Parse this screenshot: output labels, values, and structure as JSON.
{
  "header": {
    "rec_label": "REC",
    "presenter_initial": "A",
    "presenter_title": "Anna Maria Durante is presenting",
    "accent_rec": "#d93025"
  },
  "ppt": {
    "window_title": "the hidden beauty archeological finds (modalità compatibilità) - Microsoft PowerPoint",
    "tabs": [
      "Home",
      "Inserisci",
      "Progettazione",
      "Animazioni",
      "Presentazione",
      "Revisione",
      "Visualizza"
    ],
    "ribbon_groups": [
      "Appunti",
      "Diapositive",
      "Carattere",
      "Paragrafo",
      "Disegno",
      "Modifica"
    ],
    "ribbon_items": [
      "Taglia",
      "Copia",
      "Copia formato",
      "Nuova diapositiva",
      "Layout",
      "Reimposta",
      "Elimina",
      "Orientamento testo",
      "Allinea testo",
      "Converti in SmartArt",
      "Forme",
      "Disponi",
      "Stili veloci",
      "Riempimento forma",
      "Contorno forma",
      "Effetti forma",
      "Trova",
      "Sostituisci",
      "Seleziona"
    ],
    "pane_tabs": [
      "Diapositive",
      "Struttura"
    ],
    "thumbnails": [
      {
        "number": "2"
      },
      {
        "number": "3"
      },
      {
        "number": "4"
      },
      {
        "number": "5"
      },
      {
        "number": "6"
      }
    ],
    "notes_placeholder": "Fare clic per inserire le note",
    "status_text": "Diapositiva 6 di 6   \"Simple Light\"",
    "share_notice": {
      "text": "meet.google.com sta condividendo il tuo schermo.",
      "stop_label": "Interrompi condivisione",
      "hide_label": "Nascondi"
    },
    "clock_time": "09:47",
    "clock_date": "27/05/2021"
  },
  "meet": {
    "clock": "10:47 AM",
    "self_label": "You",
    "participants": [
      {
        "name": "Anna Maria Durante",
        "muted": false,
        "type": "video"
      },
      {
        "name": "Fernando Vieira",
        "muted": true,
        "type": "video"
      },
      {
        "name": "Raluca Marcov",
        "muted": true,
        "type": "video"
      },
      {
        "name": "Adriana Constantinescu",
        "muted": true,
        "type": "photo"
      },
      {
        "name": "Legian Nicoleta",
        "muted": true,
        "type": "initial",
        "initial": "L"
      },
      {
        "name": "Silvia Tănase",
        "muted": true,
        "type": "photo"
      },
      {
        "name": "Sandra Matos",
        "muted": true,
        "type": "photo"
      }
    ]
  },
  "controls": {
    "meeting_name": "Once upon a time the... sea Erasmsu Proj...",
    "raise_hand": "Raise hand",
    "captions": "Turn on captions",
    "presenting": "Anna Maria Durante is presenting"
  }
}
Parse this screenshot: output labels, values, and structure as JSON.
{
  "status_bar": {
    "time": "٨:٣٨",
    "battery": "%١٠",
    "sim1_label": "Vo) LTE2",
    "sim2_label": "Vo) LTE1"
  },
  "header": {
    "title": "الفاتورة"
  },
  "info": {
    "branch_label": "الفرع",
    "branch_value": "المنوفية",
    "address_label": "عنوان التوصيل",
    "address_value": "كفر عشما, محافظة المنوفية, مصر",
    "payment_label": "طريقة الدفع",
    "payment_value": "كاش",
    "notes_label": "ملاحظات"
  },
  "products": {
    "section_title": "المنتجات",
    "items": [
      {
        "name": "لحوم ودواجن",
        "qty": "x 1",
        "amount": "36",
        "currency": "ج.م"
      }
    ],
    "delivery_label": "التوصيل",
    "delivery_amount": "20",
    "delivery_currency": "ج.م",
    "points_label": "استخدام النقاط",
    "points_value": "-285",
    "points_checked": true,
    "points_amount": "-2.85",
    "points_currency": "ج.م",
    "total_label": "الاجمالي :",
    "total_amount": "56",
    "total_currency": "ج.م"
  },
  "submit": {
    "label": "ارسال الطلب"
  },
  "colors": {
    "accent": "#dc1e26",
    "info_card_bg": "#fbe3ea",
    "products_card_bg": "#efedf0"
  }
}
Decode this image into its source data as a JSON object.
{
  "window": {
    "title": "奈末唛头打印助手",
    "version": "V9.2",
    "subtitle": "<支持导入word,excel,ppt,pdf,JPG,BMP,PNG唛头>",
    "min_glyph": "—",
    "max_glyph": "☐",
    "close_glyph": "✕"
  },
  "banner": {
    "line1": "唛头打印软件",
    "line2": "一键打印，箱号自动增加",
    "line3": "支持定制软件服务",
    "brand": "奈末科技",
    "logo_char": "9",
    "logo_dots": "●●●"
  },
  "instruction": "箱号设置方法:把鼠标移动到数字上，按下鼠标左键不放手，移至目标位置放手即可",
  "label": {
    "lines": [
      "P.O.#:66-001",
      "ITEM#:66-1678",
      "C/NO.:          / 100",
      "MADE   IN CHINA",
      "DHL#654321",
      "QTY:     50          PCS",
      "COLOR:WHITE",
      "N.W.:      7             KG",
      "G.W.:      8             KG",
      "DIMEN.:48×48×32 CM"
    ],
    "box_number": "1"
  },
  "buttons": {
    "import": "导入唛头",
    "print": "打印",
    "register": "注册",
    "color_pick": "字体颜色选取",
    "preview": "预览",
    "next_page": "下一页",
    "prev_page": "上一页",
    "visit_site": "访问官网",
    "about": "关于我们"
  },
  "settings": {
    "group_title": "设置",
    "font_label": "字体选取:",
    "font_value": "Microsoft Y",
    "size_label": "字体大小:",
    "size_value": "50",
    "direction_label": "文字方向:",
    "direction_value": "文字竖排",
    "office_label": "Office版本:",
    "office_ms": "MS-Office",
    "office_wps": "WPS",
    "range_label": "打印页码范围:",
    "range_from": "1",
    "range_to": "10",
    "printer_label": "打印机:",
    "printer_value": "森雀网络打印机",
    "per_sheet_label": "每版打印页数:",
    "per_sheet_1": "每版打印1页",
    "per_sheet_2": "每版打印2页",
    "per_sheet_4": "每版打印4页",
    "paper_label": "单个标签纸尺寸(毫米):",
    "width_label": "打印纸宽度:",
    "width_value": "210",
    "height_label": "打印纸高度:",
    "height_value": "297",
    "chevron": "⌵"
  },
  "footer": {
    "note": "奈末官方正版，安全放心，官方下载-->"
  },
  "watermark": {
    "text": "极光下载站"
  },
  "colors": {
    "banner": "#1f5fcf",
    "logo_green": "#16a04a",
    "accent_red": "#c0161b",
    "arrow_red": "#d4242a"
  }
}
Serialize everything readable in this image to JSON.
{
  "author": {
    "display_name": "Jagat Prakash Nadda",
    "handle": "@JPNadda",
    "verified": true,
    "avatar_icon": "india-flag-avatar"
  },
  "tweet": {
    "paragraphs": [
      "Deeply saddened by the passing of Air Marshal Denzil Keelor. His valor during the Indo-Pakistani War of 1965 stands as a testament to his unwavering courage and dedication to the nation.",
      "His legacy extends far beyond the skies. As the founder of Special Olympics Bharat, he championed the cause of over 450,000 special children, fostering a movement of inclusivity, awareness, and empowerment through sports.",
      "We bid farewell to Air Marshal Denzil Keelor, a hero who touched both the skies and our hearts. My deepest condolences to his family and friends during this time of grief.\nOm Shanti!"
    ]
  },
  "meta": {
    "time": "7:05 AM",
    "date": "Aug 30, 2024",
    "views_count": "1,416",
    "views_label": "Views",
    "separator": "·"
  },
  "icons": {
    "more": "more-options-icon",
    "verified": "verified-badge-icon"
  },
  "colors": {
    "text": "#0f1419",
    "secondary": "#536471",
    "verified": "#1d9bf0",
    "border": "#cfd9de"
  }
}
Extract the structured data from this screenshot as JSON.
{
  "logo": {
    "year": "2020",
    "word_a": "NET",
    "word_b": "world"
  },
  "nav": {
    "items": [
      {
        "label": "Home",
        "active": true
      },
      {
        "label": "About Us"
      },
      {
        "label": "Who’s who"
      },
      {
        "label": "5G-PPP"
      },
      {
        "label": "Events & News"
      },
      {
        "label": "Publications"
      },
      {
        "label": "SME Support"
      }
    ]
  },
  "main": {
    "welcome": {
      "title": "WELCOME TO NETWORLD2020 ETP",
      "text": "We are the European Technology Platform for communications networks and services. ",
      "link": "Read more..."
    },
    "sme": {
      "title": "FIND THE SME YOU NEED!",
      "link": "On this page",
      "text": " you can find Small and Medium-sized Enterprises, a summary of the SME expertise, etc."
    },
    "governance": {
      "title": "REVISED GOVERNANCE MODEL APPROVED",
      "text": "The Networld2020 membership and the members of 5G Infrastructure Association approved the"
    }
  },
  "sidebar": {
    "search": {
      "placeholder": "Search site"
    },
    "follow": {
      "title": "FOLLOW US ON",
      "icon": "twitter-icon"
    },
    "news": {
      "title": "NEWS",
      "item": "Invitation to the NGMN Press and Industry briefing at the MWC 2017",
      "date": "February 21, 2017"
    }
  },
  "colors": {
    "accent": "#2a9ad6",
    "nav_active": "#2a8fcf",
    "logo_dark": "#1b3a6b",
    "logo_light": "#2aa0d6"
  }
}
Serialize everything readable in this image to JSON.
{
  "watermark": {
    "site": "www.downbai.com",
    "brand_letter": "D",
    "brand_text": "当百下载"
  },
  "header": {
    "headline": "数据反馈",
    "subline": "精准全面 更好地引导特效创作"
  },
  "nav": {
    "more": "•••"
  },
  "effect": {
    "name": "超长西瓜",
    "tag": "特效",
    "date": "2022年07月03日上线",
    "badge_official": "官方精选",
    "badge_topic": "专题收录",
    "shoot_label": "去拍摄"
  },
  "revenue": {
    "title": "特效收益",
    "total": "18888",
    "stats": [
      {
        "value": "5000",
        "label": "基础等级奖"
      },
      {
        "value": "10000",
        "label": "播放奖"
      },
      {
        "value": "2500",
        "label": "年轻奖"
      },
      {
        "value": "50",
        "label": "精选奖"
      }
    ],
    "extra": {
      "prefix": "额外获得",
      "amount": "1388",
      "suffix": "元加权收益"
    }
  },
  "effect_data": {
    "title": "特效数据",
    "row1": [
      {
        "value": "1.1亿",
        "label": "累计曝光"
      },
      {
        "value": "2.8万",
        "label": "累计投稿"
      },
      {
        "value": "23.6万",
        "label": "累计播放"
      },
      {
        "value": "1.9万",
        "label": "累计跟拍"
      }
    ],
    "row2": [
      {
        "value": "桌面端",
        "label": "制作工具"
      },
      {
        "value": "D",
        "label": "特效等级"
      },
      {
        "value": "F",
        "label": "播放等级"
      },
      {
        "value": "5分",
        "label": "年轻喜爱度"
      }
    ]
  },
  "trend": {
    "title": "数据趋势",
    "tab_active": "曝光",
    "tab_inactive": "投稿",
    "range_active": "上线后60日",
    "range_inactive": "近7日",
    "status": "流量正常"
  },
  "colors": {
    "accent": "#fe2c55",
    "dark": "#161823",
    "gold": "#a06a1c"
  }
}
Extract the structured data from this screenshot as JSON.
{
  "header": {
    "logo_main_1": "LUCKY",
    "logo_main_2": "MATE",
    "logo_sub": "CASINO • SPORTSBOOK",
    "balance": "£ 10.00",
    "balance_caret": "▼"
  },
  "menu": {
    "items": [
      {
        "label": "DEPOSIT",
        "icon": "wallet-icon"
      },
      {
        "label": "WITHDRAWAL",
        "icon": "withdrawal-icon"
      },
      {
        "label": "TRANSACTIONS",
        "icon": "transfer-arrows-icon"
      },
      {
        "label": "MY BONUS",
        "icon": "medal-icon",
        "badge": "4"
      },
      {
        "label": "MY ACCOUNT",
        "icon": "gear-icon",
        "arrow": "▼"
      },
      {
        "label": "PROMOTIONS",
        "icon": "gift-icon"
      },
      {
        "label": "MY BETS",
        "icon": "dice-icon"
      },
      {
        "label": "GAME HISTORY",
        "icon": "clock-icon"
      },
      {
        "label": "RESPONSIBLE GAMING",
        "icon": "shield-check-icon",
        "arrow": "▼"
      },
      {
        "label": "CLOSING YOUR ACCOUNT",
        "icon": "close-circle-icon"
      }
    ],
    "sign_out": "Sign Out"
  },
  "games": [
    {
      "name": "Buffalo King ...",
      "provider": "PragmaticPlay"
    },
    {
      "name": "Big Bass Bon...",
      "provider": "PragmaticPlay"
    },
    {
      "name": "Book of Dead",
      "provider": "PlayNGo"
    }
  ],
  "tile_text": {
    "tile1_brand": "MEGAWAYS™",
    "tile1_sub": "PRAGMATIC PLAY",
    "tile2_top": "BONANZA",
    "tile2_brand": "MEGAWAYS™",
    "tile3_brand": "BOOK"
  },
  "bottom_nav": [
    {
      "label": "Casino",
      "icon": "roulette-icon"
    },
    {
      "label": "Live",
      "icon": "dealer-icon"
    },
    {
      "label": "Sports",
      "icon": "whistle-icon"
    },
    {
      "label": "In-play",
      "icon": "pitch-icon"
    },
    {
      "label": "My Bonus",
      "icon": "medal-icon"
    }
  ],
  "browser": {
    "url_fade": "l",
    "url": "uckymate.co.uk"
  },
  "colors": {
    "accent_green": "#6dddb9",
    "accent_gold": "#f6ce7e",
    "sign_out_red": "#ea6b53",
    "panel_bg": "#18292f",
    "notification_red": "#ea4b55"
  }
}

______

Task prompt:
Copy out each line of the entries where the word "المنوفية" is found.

Problem solution:
    "branch_value": "المنوفية",
    "address_value": "كفر عشما, محافظة المنوفية, مصر",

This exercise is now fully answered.